- Authentication bypass, unauthorised data access
Excluded from reporting
- All reported vulnerabilities without a properly described evidence report of proof of possible exploitation
- Vulnerabilities found on sites of organisations that are no longer part of ING (former business units)
- Our policies on presence or absence of SPF/DKIM/DMARC records
- Cross Site Request Forgery (CSRF) vulnerabilities on static pages (only on pages behind logon)
- Redirection from HTTP to HTTPS
- HTML does not specify charset
- HTML uses unrecognised charset
- Cookie without HttpOnly flag set
- Absence of using HTTP Strict Transport Security (HSTS)
- Clickjacking or the non-existence of X-Frame-Options on non-logon pages
- Cacheable HTTPS response pages on sites that do not provide money transfer capabilities
- User enumeration on sites that do not provide money transfer capabilities
- Server or third party application version revealed and possible outdated without Proof of Concept on the exploitation of it
- Reports of insecure SSL/TLS ciphers and other misconfigurations
- Generic vulnerabilities related to software or protocols not under control of ING
- Distributed Denial of Service Attacks
- Spam or Social Engineering techniques
- Reports of regular scans like Port scanners
To encourage reporting vulnerabilities to ING, we would urge you to send any vulnerabilities you detect to us. As mentioned, you may receive a reward.
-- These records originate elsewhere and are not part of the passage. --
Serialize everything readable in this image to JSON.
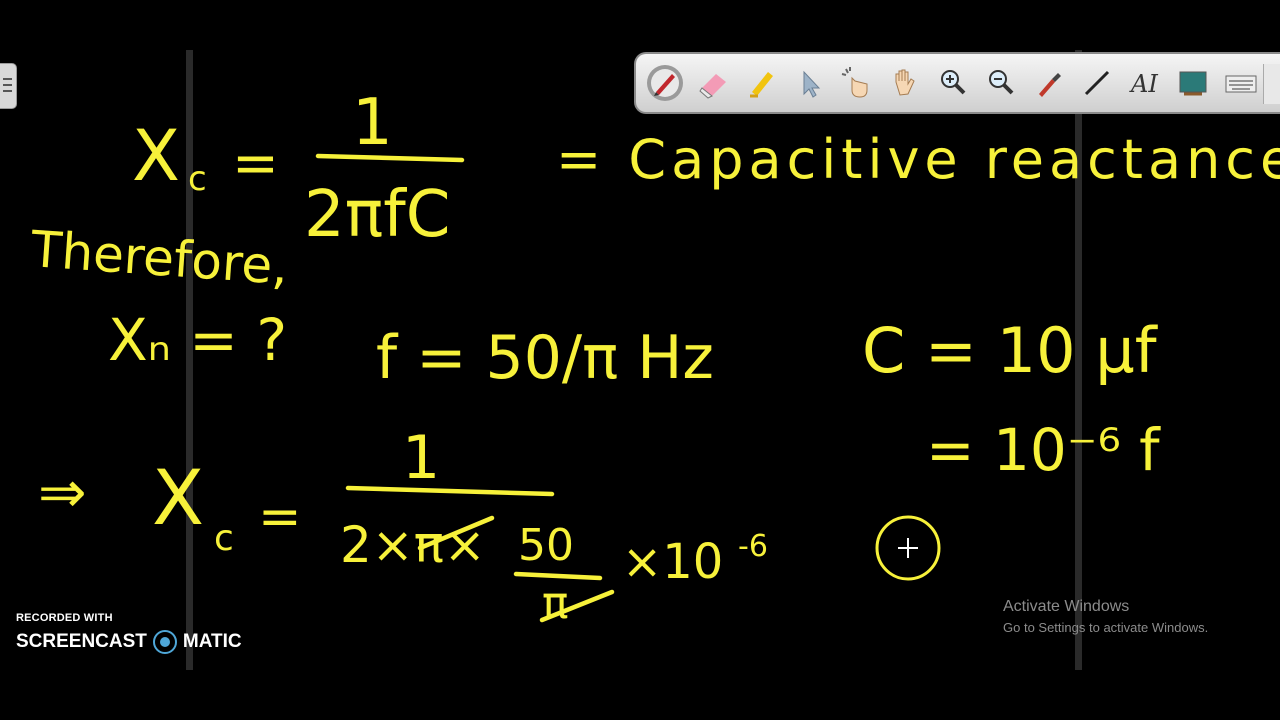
{
  "board": {
    "formula_main": {
      "lhs_symbol": "X",
      "lhs_sub": "c",
      "equals": "=",
      "numerator": "1",
      "denominator": "2πfC",
      "meaning": "= Capacitive reactance"
    },
    "therefore_label": "Therefore,",
    "givens": {
      "xc_unknown": "Xₙ = ?",
      "frequency": "f = 50/π Hz",
      "capacitance_1": "C = 10 μf",
      "capacitance_2": "= 10⁻⁶ f"
    },
    "substitution": {
      "implies": "⇒",
      "lhs": "X",
      "lhs_sub": "c",
      "equals": "=",
      "numerator": "1",
      "denominator_left": "2×π×",
      "denominator_frac_num": "50",
      "denominator_frac_den": "π",
      "denominator_right": "×10",
      "exponent": "-6"
    },
    "ink_color": "#f7f13a"
  },
  "toolbar": {
    "tools": [
      {
        "name": "pen-icon"
      },
      {
        "name": "eraser-icon"
      },
      {
        "name": "highlighter-icon"
      },
      {
        "name": "pointer-icon"
      },
      {
        "name": "click-hand-icon"
      },
      {
        "name": "pan-hand-icon"
      },
      {
        "name": "zoom-in-icon"
      },
      {
        "name": "zoom-out-icon"
      },
      {
        "name": "color-picker-icon"
      },
      {
        "name": "line-icon"
      },
      {
        "name": "text-icon"
      },
      {
        "name": "whiteboard-icon"
      },
      {
        "name": "keyboard-icon"
      }
    ],
    "text_tool_label": "AI"
  },
  "watermark": {
    "small": "RECORDED WITH",
    "brand_left": "SCREENCAST",
    "brand_right": "MATIC"
  },
  "activation": {
    "title": "Activate Windows",
    "subtitle": "Go to Settings to activate Windows."
  }
}
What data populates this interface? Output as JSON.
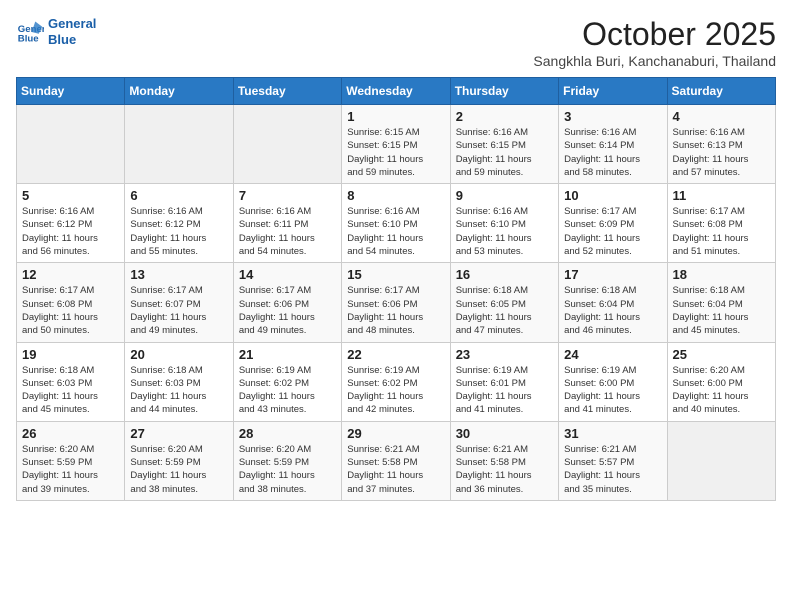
{
  "header": {
    "logo_line1": "General",
    "logo_line2": "Blue",
    "month_title": "October 2025",
    "location": "Sangkhla Buri, Kanchanaburi, Thailand"
  },
  "days_of_week": [
    "Sunday",
    "Monday",
    "Tuesday",
    "Wednesday",
    "Thursday",
    "Friday",
    "Saturday"
  ],
  "weeks": [
    [
      {
        "day": "",
        "info": ""
      },
      {
        "day": "",
        "info": ""
      },
      {
        "day": "",
        "info": ""
      },
      {
        "day": "1",
        "info": "Sunrise: 6:15 AM\nSunset: 6:15 PM\nDaylight: 11 hours\nand 59 minutes."
      },
      {
        "day": "2",
        "info": "Sunrise: 6:16 AM\nSunset: 6:15 PM\nDaylight: 11 hours\nand 59 minutes."
      },
      {
        "day": "3",
        "info": "Sunrise: 6:16 AM\nSunset: 6:14 PM\nDaylight: 11 hours\nand 58 minutes."
      },
      {
        "day": "4",
        "info": "Sunrise: 6:16 AM\nSunset: 6:13 PM\nDaylight: 11 hours\nand 57 minutes."
      }
    ],
    [
      {
        "day": "5",
        "info": "Sunrise: 6:16 AM\nSunset: 6:12 PM\nDaylight: 11 hours\nand 56 minutes."
      },
      {
        "day": "6",
        "info": "Sunrise: 6:16 AM\nSunset: 6:12 PM\nDaylight: 11 hours\nand 55 minutes."
      },
      {
        "day": "7",
        "info": "Sunrise: 6:16 AM\nSunset: 6:11 PM\nDaylight: 11 hours\nand 54 minutes."
      },
      {
        "day": "8",
        "info": "Sunrise: 6:16 AM\nSunset: 6:10 PM\nDaylight: 11 hours\nand 54 minutes."
      },
      {
        "day": "9",
        "info": "Sunrise: 6:16 AM\nSunset: 6:10 PM\nDaylight: 11 hours\nand 53 minutes."
      },
      {
        "day": "10",
        "info": "Sunrise: 6:17 AM\nSunset: 6:09 PM\nDaylight: 11 hours\nand 52 minutes."
      },
      {
        "day": "11",
        "info": "Sunrise: 6:17 AM\nSunset: 6:08 PM\nDaylight: 11 hours\nand 51 minutes."
      }
    ],
    [
      {
        "day": "12",
        "info": "Sunrise: 6:17 AM\nSunset: 6:08 PM\nDaylight: 11 hours\nand 50 minutes."
      },
      {
        "day": "13",
        "info": "Sunrise: 6:17 AM\nSunset: 6:07 PM\nDaylight: 11 hours\nand 49 minutes."
      },
      {
        "day": "14",
        "info": "Sunrise: 6:17 AM\nSunset: 6:06 PM\nDaylight: 11 hours\nand 49 minutes."
      },
      {
        "day": "15",
        "info": "Sunrise: 6:17 AM\nSunset: 6:06 PM\nDaylight: 11 hours\nand 48 minutes."
      },
      {
        "day": "16",
        "info": "Sunrise: 6:18 AM\nSunset: 6:05 PM\nDaylight: 11 hours\nand 47 minutes."
      },
      {
        "day": "17",
        "info": "Sunrise: 6:18 AM\nSunset: 6:04 PM\nDaylight: 11 hours\nand 46 minutes."
      },
      {
        "day": "18",
        "info": "Sunrise: 6:18 AM\nSunset: 6:04 PM\nDaylight: 11 hours\nand 45 minutes."
      }
    ],
    [
      {
        "day": "19",
        "info": "Sunrise: 6:18 AM\nSunset: 6:03 PM\nDaylight: 11 hours\nand 45 minutes."
      },
      {
        "day": "20",
        "info": "Sunrise: 6:18 AM\nSunset: 6:03 PM\nDaylight: 11 hours\nand 44 minutes."
      },
      {
        "day": "21",
        "info": "Sunrise: 6:19 AM\nSunset: 6:02 PM\nDaylight: 11 hours\nand 43 minutes."
      },
      {
        "day": "22",
        "info": "Sunrise: 6:19 AM\nSunset: 6:02 PM\nDaylight: 11 hours\nand 42 minutes."
      },
      {
        "day": "23",
        "info": "Sunrise: 6:19 AM\nSunset: 6:01 PM\nDaylight: 11 hours\nand 41 minutes."
      },
      {
        "day": "24",
        "info": "Sunrise: 6:19 AM\nSunset: 6:00 PM\nDaylight: 11 hours\nand 41 minutes."
      },
      {
        "day": "25",
        "info": "Sunrise: 6:20 AM\nSunset: 6:00 PM\nDaylight: 11 hours\nand 40 minutes."
      }
    ],
    [
      {
        "day": "26",
        "info": "Sunrise: 6:20 AM\nSunset: 5:59 PM\nDaylight: 11 hours\nand 39 minutes."
      },
      {
        "day": "27",
        "info": "Sunrise: 6:20 AM\nSunset: 5:59 PM\nDaylight: 11 hours\nand 38 minutes."
      },
      {
        "day": "28",
        "info": "Sunrise: 6:20 AM\nSunset: 5:59 PM\nDaylight: 11 hours\nand 38 minutes."
      },
      {
        "day": "29",
        "info": "Sunrise: 6:21 AM\nSunset: 5:58 PM\nDaylight: 11 hours\nand 37 minutes."
      },
      {
        "day": "30",
        "info": "Sunrise: 6:21 AM\nSunset: 5:58 PM\nDaylight: 11 hours\nand 36 minutes."
      },
      {
        "day": "31",
        "info": "Sunrise: 6:21 AM\nSunset: 5:57 PM\nDaylight: 11 hours\nand 35 minutes."
      },
      {
        "day": "",
        "info": ""
      }
    ]
  ]
}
The amount of the reward depends on the severity of the vulnerability reported, the type of website (static information sites versus online banking sites) concerned and the quality of the report we receive.
If the report is of great value for the continuity and reliability of the bank, the reward will be considerably higher.
Rewards will be declined if we find evidence of abuse.
- The US Federal Trade Commission provides information here on how to avoid phishing scams
- The Anti-Phishing Working Group provides statistics on phishing attacks and advice for individuals and companies.